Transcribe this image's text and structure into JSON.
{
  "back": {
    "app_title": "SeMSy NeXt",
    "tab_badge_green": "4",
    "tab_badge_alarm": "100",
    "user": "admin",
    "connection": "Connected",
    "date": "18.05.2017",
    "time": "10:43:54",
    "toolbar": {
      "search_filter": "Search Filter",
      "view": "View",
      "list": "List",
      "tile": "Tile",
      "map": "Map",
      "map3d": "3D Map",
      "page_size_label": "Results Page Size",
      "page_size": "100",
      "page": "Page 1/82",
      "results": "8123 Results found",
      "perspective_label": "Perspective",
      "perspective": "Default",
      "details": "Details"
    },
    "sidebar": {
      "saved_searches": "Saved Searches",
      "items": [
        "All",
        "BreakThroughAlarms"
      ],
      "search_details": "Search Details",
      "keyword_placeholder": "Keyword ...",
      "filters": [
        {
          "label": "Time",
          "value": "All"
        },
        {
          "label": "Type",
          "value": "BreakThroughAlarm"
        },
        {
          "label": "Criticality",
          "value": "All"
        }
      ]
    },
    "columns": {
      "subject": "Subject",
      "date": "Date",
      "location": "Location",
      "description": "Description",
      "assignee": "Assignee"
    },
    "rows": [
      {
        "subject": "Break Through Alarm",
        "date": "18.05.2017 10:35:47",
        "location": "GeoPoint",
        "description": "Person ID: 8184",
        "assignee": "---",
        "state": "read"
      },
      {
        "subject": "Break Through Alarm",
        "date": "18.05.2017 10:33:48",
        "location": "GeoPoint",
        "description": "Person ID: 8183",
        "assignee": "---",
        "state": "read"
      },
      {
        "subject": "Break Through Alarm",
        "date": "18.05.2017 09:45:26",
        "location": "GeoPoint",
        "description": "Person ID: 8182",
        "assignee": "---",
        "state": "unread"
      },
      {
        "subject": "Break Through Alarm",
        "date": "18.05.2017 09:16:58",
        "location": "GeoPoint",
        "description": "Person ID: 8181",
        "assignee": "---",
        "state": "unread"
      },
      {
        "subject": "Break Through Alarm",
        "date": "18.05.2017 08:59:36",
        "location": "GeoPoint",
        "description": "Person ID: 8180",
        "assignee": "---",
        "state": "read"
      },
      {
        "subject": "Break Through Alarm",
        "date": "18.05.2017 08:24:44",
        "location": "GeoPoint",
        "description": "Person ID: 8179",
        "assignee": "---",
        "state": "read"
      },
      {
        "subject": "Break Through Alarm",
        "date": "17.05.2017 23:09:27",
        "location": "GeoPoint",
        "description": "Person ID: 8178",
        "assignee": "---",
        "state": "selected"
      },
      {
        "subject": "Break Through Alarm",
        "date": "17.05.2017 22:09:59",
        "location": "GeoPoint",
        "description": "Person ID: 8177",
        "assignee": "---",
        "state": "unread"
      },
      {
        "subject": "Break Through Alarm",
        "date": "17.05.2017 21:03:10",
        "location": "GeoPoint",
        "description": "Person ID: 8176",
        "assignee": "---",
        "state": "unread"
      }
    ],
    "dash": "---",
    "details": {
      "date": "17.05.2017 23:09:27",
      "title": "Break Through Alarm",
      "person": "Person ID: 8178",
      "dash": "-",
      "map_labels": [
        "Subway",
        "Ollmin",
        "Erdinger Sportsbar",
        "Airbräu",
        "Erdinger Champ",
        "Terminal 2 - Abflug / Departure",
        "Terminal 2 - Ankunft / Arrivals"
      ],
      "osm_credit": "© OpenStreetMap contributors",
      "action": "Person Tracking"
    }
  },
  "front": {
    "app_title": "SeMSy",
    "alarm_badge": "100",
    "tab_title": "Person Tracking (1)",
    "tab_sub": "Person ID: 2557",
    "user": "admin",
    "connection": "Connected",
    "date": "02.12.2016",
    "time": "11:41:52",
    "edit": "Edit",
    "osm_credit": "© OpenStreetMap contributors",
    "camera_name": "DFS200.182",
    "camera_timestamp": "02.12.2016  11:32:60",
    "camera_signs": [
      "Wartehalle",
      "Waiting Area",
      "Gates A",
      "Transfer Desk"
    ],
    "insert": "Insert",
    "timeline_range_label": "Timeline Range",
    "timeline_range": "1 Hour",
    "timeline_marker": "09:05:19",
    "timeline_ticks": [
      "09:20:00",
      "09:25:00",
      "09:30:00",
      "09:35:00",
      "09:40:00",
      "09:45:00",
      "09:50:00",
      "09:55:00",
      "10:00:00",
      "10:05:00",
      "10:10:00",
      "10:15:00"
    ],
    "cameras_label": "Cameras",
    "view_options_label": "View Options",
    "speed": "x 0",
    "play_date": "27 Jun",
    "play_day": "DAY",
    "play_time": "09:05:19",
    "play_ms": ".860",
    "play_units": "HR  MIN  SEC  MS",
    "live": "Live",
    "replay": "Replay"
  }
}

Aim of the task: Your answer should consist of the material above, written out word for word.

Expected answer:
Transcribe this image's text and structure into JSON.
{
  "back": {
    "app_title": "SeMSy NeXt",
    "tab_badge_green": "4",
    "tab_badge_alarm": "100",
    "user": "admin",
    "connection": "Connected",
    "date": "18.05.2017",
    "time": "10:43:54",
    "toolbar": {
      "search_filter": "Search Filter",
      "view": "View",
      "list": "List",
      "tile": "Tile",
      "map": "Map",
      "map3d": "3D Map",
      "page_size_label": "Results Page Size",
      "page_size": "100",
      "page": "Page 1/82",
      "results": "8123 Results found",
      "perspective_label": "Perspective",
      "perspective": "Default",
      "details": "Details"
    },
    "sidebar": {
      "saved_searches": "Saved Searches",
      "items": [
        "All",
        "BreakThroughAlarms"
      ],
      "search_details": "Search Details",
      "keyword_placeholder": "Keyword ...",
      "filters": [
        {
          "label": "Time",
          "value": "All"
        },
        {
          "label": "Type",
          "value": "BreakThroughAlarm"
        },
        {
          "label": "Criticality",
          "value": "All"
        }
      ]
    },
    "columns": {
      "subject": "Subject",
      "date": "Date",
      "location": "Location",
      "description": "Description",
      "assignee": "Assignee"
    },
    "rows": [
      {
        "subject": "Break Through Alarm",
        "date": "18.05.2017 10:35:47",
        "location": "GeoPoint",
        "description": "Person ID: 8184",
        "assignee": "---",
        "state": "read"
      },
      {
        "subject": "Break Through Alarm",
        "date": "18.05.2017 10:33:48",
        "location": "GeoPoint",
        "description": "Person ID: 8183",
        "assignee": "---",
        "state": "read"
      },
      {
        "subject": "Break Through Alarm",
        "date": "18.05.2017 09:45:26",
        "location": "GeoPoint",
        "description": "Person ID: 8182",
        "assignee": "---",
        "state": "unread"
      },
      {
        "subject": "Break Through Alarm",
        "date": "18.05.2017 09:16:58",
        "location": "GeoPoint",
        "description": "Person ID: 8181",
        "assignee": "---",
        "state": "unread"
      },
      {
        "subject": "Break Through Alarm",
        "date": "18.05.2017 08:59:36",
        "location": "GeoPoint",
        "description": "Person ID: 8180",
        "assignee": "---",
        "state": "read"
      },
      {
        "subject": "Break Through Alarm",
        "date": "18.05.2017 08:24:44",
        "location": "GeoPoint",
        "description": "Person ID: 8179",
        "assignee": "---",
        "state": "read"
      },
      {
        "subject": "Break Through Alarm",
        "date": "17.05.2017 23:09:27",
        "location": "GeoPoint",
        "description": "Person ID: 8178",
        "assignee": "---",
        "state": "selected"
      },
      {
        "subject": "Break Through Alarm",
        "date": "17.05.2017 22:09:59",
        "location": "GeoPoint",
        "description": "Person ID: 8177",
        "assignee": "---",
        "state": "unread"
      },
      {
        "subject": "Break Through Alarm",
        "date": "17.05.2017 21:03:10",
        "location": "GeoPoint",
        "description": "Person ID: 8176",
        "assignee": "---",
        "state": "unread"
      }
    ],
    "dash": "---",
    "details": {
      "date": "17.05.2017 23:09:27",
      "title": "Break Through Alarm",
      "person": "Person ID: 8178",
      "dash": "-",
      "map_labels": [
        "Subway",
        "Ollmin",
        "Erdinger Sportsbar",
        "Airbräu",
        "Erdinger Champ",
        "Terminal 2 - Abflug / Departure",
        "Terminal 2 - Ankunft / Arrivals"
      ],
      "osm_credit": "© OpenStreetMap contributors",
      "action": "Person Tracking"
    }
  },
  "front": {
    "app_title": "SeMSy",
    "alarm_badge": "100",
    "tab_title": "Person Tracking (1)",
    "tab_sub": "Person ID: 2557",
    "user": "admin",
    "connection": "Connected",
    "date": "02.12.2016",
    "time": "11:41:52",
    "edit": "Edit",
    "osm_credit": "© OpenStreetMap contributors",
    "camera_name": "DFS200.182",
    "camera_timestamp": "02.12.2016  11:32:60",
    "camera_signs": [
      "Wartehalle",
      "Waiting Area",
      "Gates A",
      "Transfer Desk"
    ],
    "insert": "Insert",
    "timeline_range_label": "Timeline Range",
    "timeline_range": "1 Hour",
    "timeline_marker": "09:05:19",
    "timeline_ticks": [
      "09:20:00",
      "09:25:00",
      "09:30:00",
      "09:35:00",
      "09:40:00",
      "09:45:00",
      "09:50:00",
      "09:55:00",
      "10:00:00",
      "10:05:00",
      "10:10:00",
      "10:15:00"
    ],
    "cameras_label": "Cameras",
    "view_options_label": "View Options",
    "speed": "x 0",
    "play_date": "27 Jun",
    "play_day": "DAY",
    "play_time": "09:05:19",
    "play_ms": ".860",
    "play_units": "HR  MIN  SEC  MS",
    "live": "Live",
    "replay": "Replay"
  }
}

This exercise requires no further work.